The minor opposition Bareun Party picked its former presidential candidate, Rep. Yoo Seong-min, as its new leader on Monday in an election overshadowed by internal division, mass defections and its reduced presence in parliament.
The economist-turned-lawmaker secured 56.6 percent of the vote, beating five other contenders, including Reps. Ha Tae-kyeung, Jeong Woon-chun and Park In-sook. His election was based on the combined results of a vote by party delegates and a public opinion survey.
Ha, Jeong and Park were elected as the members of the party's decision-making Supreme Council.
|Yoo Seong-min, the new leader of the minor opposition Bareun Party, speaks after winning the leadership election at the National Assembly in Seoul on Nov. 13, 2017. (Yonhap)|
In his acceptance speech, Yoo called for internal unity and vowed to continue the party's drive for "new" conservatism.
"Let's go back to the basics and work together for new conservatism," he said. "Let us continue to strive for unity among centrists and conservatives who share our vision for the future of the country and reform."
The conservative party had been rudderless since former leader Lee Hye-hoon resigned on Sept. 7 amid a graft scandal. The scandal dealt a stinging blow to the party's push to become a reformist alternative to the main opposition Liberty Korea Party (LKP).
Yoo's election came after eight lawmakers defected to the LKP last week in a move to unify the fractured conservative camp and better rein in increasingly assertive liberal rivals ahead of next year's local elections.

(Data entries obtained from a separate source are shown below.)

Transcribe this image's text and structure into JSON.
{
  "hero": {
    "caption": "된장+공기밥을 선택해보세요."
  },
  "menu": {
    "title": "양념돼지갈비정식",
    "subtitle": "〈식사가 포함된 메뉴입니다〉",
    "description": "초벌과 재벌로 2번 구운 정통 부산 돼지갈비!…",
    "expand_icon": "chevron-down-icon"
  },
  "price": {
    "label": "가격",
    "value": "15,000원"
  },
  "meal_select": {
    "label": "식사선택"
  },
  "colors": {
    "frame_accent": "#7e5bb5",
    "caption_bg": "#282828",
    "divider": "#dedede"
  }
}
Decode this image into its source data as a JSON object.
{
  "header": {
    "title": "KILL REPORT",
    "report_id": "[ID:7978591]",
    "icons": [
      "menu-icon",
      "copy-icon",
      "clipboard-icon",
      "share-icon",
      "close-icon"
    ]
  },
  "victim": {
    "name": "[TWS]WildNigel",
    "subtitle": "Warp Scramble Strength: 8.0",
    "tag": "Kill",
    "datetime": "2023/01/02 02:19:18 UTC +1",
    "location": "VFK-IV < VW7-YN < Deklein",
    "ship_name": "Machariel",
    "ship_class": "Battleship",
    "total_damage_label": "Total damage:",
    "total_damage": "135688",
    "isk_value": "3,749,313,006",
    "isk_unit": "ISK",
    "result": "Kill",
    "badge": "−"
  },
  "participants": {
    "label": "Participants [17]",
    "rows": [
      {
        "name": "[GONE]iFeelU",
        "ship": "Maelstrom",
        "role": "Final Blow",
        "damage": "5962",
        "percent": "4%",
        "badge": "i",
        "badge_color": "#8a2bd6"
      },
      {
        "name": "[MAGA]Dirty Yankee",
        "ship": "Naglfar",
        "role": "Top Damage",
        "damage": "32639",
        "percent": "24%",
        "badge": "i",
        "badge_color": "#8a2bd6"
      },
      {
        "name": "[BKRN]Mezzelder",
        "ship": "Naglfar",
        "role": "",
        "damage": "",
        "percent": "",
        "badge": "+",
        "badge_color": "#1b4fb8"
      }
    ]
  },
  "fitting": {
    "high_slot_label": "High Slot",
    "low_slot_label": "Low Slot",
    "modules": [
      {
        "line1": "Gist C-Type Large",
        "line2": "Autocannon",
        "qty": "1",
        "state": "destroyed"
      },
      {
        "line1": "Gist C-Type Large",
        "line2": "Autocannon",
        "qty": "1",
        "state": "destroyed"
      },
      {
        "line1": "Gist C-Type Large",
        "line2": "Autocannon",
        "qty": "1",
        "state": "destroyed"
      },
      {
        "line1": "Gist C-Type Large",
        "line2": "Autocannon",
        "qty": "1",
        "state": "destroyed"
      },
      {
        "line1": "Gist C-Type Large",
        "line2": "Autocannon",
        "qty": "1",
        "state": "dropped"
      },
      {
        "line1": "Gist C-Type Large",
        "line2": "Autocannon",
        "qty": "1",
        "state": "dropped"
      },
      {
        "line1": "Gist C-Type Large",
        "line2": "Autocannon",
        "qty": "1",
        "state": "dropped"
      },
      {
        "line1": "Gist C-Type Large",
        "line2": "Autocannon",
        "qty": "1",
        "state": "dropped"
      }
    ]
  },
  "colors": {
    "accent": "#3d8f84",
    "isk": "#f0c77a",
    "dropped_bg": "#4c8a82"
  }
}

The defections stripped the Bareun Party of its status as a parliamentary negotiating bloc that requires at least 20 lawmakers of the 299-member National Assembly.
The Bareun Party was launched in January with dozens of defectors from the current main opposition party. It started with 33 lawmakers, but it now only has 12. Joo Ho-young, its floor leader, plans to leave the party soon.
The new leadership is now tasked with preventing additional defections, salvaging the party's founding principle of "new, warm and transparent" conservatism and strengthening its parliamentary foothold possibly by joining forces with middle-of-the-road politicians.
It also faces the daunting task of preparing the party for next year's mayoral and gubernatorial elections seen as a crucial referendum on President Moon Jae-in's first year in office, observers said.
The talk of a policy alliance between the Bareun Party and the People's Party has persisted, though some within the center-left party resist any tie-up, citing their different ideological roots and support bases.
Kim Jung-mi email@example.com